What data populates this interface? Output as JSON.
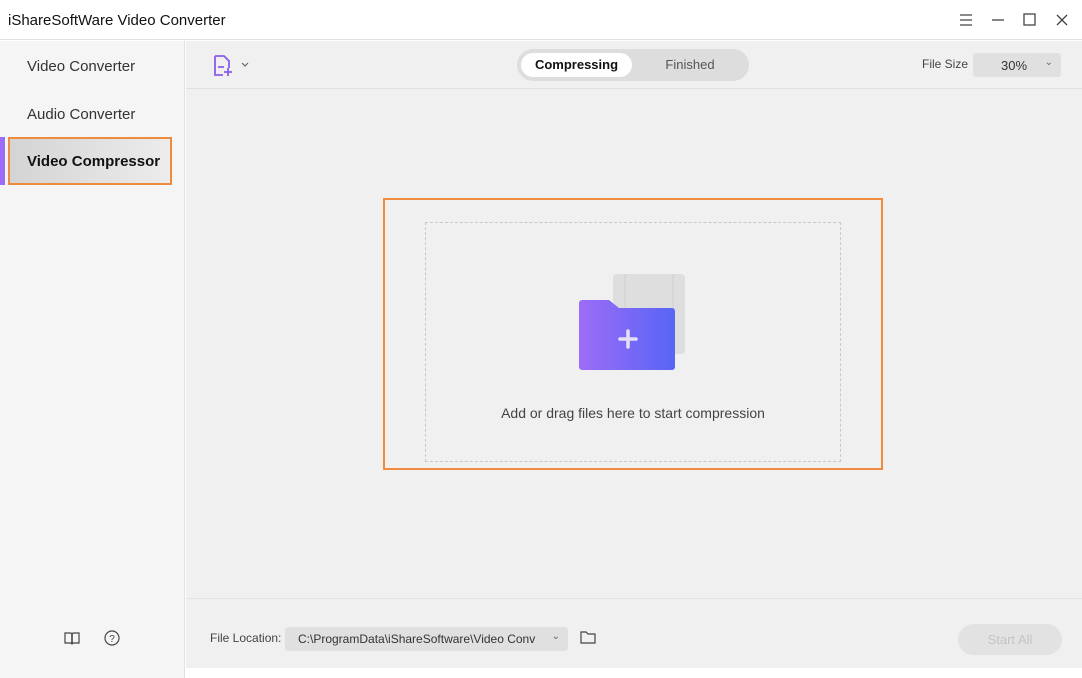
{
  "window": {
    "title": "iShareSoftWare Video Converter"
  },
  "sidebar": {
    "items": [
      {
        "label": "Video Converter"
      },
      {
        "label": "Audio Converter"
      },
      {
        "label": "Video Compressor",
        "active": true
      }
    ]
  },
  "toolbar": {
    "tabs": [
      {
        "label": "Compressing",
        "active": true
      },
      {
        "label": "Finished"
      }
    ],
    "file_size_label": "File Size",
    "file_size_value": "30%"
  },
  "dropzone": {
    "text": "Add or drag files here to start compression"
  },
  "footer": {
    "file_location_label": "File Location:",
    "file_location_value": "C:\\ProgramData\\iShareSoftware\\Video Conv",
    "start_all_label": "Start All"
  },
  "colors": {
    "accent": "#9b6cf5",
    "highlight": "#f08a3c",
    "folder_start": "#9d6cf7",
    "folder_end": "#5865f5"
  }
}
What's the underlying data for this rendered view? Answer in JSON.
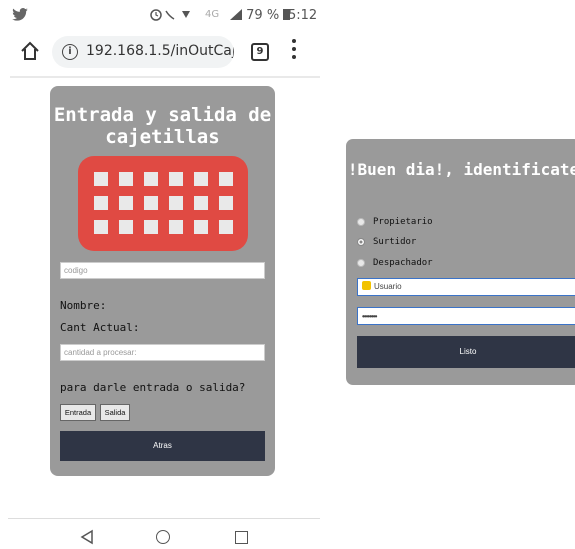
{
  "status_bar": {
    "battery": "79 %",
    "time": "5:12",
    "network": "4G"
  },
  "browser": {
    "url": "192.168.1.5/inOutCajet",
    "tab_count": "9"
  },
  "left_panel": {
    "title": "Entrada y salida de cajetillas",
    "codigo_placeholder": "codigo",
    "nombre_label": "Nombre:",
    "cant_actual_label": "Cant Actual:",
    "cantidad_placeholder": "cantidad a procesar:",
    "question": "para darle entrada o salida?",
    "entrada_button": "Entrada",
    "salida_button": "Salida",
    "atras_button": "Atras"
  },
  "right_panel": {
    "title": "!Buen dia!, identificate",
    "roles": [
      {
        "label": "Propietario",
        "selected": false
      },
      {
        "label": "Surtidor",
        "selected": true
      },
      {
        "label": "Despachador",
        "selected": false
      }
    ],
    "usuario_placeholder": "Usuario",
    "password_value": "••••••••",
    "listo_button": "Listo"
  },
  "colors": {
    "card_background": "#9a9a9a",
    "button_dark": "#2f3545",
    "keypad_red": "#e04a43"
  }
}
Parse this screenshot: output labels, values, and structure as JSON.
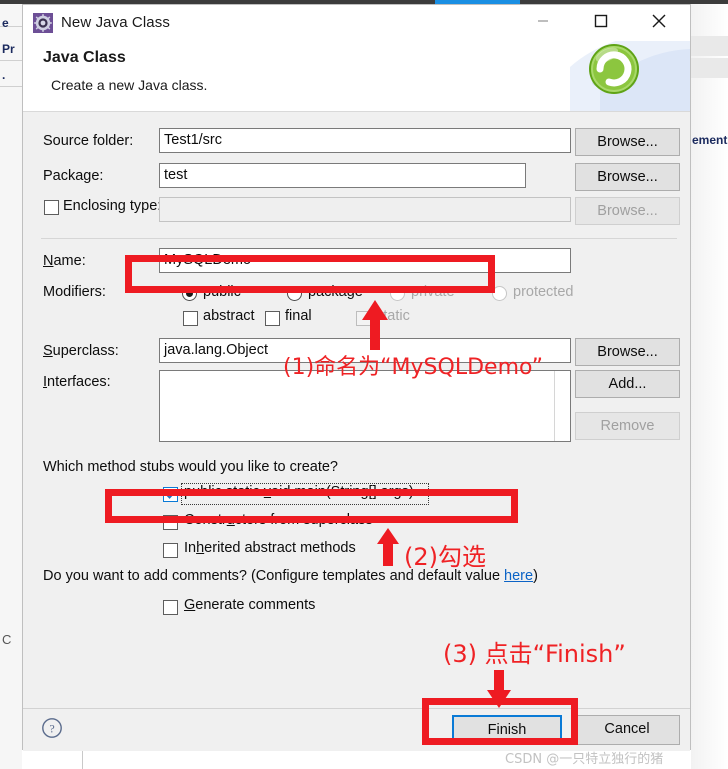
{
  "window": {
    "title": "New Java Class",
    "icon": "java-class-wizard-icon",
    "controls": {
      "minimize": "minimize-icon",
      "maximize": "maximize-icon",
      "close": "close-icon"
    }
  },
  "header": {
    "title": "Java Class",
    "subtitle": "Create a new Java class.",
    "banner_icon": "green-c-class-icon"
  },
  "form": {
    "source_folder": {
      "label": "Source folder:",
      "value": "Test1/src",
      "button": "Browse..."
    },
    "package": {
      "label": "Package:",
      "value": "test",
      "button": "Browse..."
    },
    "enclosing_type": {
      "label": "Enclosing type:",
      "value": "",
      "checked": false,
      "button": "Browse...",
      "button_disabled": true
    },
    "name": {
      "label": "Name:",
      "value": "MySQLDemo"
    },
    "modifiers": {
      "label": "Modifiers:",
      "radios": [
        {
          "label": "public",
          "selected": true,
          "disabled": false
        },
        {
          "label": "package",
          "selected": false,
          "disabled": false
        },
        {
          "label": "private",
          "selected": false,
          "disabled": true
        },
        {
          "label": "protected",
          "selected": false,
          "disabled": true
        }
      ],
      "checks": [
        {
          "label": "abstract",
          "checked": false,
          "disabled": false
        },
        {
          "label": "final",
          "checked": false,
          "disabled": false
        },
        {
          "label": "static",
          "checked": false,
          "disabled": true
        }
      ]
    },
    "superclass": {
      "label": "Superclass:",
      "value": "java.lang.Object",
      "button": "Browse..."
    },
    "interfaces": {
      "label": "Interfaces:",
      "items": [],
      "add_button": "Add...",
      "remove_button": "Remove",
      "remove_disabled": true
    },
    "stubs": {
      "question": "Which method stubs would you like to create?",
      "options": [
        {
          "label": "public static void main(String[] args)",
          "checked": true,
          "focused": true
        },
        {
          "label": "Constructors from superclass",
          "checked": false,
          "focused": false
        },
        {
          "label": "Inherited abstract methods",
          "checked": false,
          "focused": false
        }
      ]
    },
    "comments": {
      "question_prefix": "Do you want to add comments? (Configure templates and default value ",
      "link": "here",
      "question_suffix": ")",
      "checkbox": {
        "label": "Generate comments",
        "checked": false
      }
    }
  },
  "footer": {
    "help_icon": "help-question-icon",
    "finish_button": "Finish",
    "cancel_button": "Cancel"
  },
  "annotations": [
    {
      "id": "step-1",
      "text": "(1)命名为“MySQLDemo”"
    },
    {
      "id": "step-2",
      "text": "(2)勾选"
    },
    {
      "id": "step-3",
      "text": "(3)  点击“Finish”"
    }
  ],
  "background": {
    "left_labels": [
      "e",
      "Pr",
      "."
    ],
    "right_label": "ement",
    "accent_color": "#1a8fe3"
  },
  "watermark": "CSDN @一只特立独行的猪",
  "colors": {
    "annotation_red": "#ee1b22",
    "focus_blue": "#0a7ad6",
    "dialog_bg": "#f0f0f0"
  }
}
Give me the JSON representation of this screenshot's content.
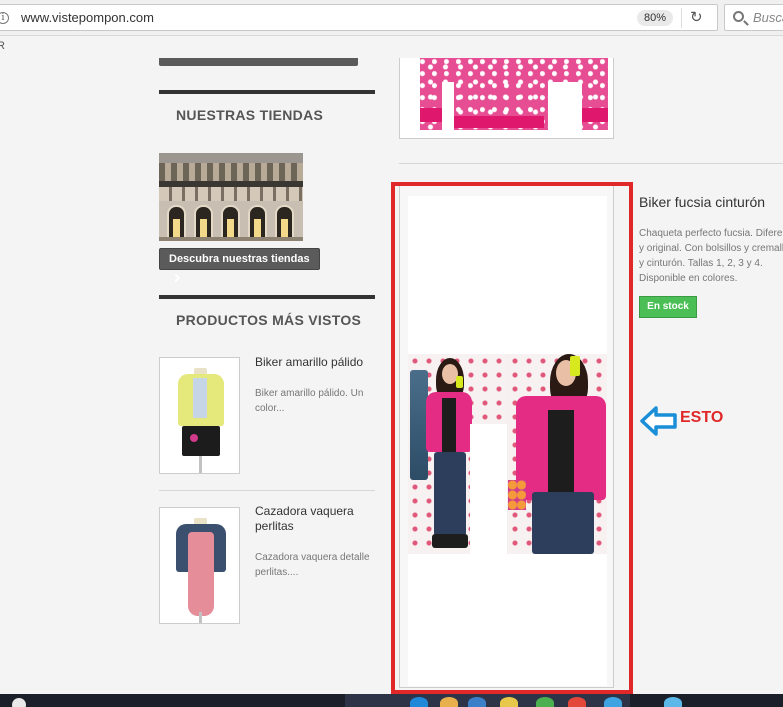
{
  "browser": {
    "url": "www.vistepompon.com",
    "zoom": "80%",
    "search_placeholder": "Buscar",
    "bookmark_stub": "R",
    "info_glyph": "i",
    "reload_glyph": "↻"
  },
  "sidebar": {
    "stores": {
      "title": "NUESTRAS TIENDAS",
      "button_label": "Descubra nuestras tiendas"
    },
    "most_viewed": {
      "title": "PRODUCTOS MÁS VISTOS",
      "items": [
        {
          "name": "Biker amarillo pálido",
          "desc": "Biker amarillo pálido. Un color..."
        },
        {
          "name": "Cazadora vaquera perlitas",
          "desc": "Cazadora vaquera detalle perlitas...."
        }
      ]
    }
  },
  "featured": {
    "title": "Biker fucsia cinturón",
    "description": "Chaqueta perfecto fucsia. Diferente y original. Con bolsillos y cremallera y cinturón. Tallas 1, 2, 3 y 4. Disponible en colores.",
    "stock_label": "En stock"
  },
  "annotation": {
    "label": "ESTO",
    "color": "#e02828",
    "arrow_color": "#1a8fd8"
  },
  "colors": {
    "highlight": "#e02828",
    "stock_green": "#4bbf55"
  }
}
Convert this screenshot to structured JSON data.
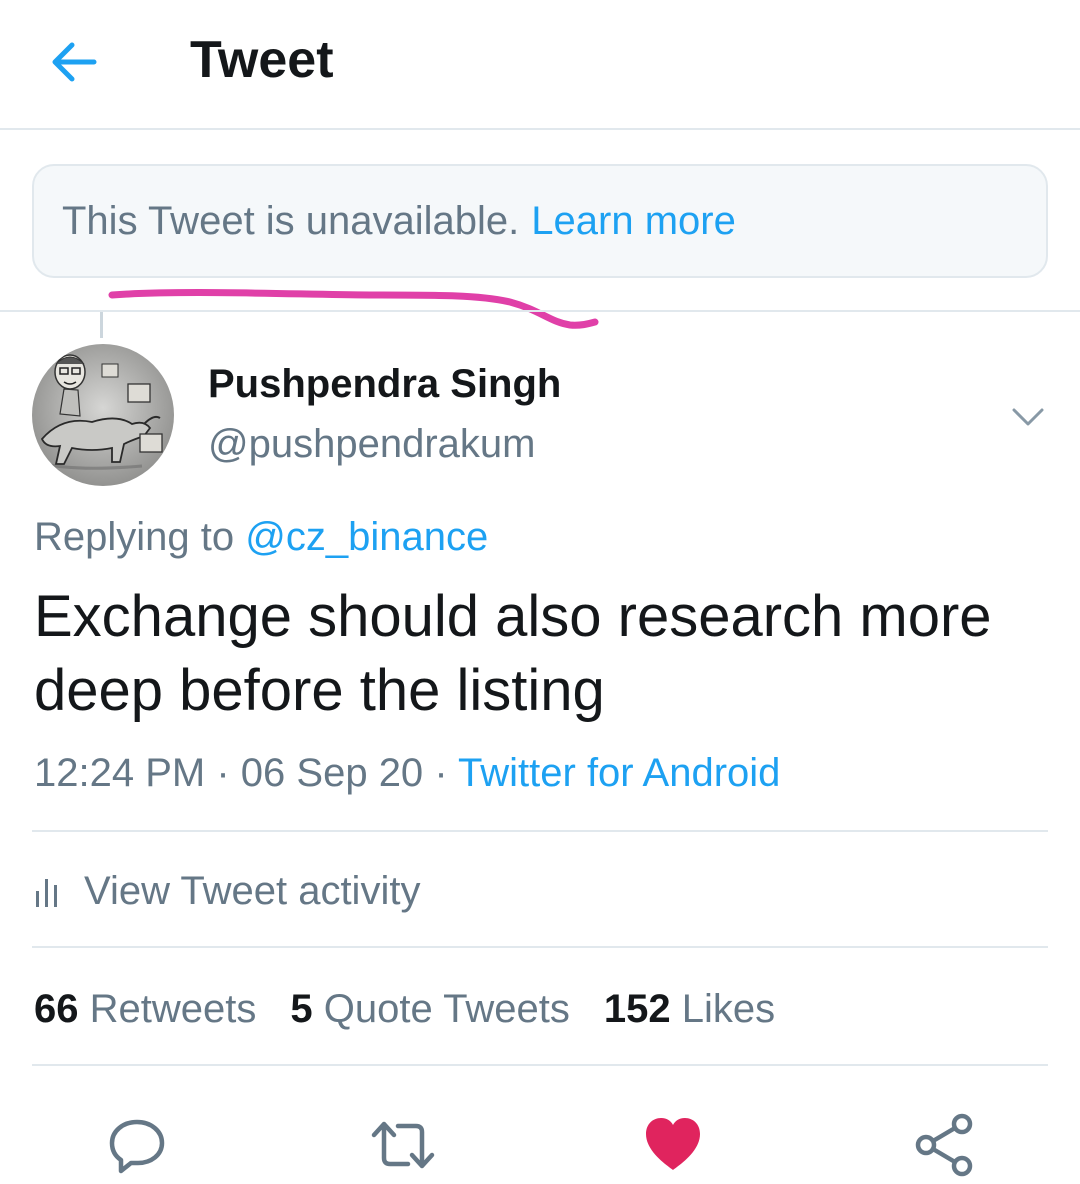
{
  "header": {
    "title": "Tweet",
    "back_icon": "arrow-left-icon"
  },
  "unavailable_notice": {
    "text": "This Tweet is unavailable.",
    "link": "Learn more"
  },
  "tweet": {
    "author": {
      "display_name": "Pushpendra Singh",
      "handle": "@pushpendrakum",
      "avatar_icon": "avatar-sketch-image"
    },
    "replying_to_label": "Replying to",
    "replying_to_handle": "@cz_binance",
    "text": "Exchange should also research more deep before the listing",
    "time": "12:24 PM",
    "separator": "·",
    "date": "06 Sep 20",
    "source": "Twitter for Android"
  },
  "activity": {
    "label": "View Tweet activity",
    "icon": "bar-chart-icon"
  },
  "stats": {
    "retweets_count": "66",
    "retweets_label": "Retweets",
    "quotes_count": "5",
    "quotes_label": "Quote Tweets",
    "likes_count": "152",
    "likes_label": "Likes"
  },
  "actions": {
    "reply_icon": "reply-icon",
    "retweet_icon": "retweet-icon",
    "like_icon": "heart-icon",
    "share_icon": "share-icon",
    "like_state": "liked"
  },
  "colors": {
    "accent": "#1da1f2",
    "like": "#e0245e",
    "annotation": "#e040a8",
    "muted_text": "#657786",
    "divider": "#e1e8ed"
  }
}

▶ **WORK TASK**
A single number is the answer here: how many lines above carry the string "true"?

▶ **ANSWER BELOW**
11